We recently spoke to Jane Hanrahan, Workforce Development Manager at Norfolk County Council about how they use social work apprenticeships to recruit and retain staff. We asked Jane to give us some background information on the council's use of apprenticeships – this is what she had to say.
As a social work employer, we’re able to provide a career path for our employees who are in social care support roles, and who have the ability and enthusiasm to progress their careers into the social work profession. Social work is a shortage occupation, so apprenticeships are a great way of ‘growing our own’ social workers. This is particularly important as universities are getting fewer applicants to their undergraduate courses, and we need to maintain and grow the supply of newly-qualified social workers. As an employer it’s a good way to use the apprenticeship levy and demonstrate our commitment to careers development through this route.
Apprentices attract people from all backgrounds and provide a route to achieve a degree whilst earning a living and not having to finance course fees. Traditional qualifying routes can be seen as mainly aimed at those who are early in their careers and have successfully progressed through our education system. Apprenticeships have a broader appeal, for example to those who need to earn while they learn, to support a family, or are changing careers.

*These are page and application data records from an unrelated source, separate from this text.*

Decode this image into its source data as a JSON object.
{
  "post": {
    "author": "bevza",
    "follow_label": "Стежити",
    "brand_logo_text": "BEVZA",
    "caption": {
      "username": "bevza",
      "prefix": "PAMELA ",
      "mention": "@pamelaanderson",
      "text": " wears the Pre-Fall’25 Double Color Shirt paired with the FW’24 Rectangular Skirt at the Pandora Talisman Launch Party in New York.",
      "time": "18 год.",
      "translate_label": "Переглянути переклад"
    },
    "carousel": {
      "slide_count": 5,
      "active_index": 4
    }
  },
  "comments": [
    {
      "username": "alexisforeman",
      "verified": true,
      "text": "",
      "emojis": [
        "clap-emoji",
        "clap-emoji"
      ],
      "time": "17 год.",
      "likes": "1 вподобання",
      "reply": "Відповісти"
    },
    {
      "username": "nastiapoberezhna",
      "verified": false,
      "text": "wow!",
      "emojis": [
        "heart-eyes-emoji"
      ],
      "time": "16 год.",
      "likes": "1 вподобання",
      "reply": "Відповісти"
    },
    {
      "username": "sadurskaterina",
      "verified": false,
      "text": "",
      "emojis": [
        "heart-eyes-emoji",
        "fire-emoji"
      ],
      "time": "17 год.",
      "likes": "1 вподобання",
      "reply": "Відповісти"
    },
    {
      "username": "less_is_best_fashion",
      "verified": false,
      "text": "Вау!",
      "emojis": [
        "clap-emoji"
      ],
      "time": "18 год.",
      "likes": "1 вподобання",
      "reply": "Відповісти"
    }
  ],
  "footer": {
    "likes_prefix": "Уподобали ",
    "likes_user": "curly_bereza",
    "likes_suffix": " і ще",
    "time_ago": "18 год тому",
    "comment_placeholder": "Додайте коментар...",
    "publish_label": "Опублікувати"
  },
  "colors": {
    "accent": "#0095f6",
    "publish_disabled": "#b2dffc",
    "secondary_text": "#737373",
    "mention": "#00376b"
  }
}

Apprentices are a positive influence in teams. They’re keen to learn, bring new ideas, and can share their learning with colleagues. This is the first year we’ve recruited externally as well as internally, and we’ve attracted a more diverse cohort than we would normally from internal recruitment alone.
In the longer term we anticipate apprenticeships will improve the stability of the workforce, as many of our apprentices are local and are likely to remain in the county.
To employers I’d say that in a difficult recruitment market, apprenticeships are an invaluable recruitment and retention tool. New employees are attracted to the opportunity to gain a qualification and current employees are more likely to stay with you if you invest in them and their careers.
To individuals I would say that if you have experience working in social care and are keen to progress into the social work profession it’s the ideal way of qualifying. You’ll really enjoy the opportunity to upskill and contribute more to your community. The caveat is that you do need to be ready for a challenge in terms of managing the demands of work and study. An apprenticeship will test and develop your time management and organisational skills.
We’ve had a great number of successes within the programme since starting the apprenticeship route. One of the key elements that we feel is really important is that we’ve been able to provide a route into social work for those with a lived experience of the care system.
Find out more about social work apprenticeships
With a variety of apprenticeships available in adult social care, including in non-care roles, it’s a great time to consider if apprenticeships can support both your recruitment and development needs within your organisation.
Funding is available for organisations wishing to recruit apprentices. However, the level of contribution will depend on whether your organisation is a levy, or non-levy payer. You can find more information about funding on the Skills for Care website.
If you’re interested in finding out more about welcoming apprentices into your organisation, you'll find everything you need on the apprenticeship section of the Skills for Care website.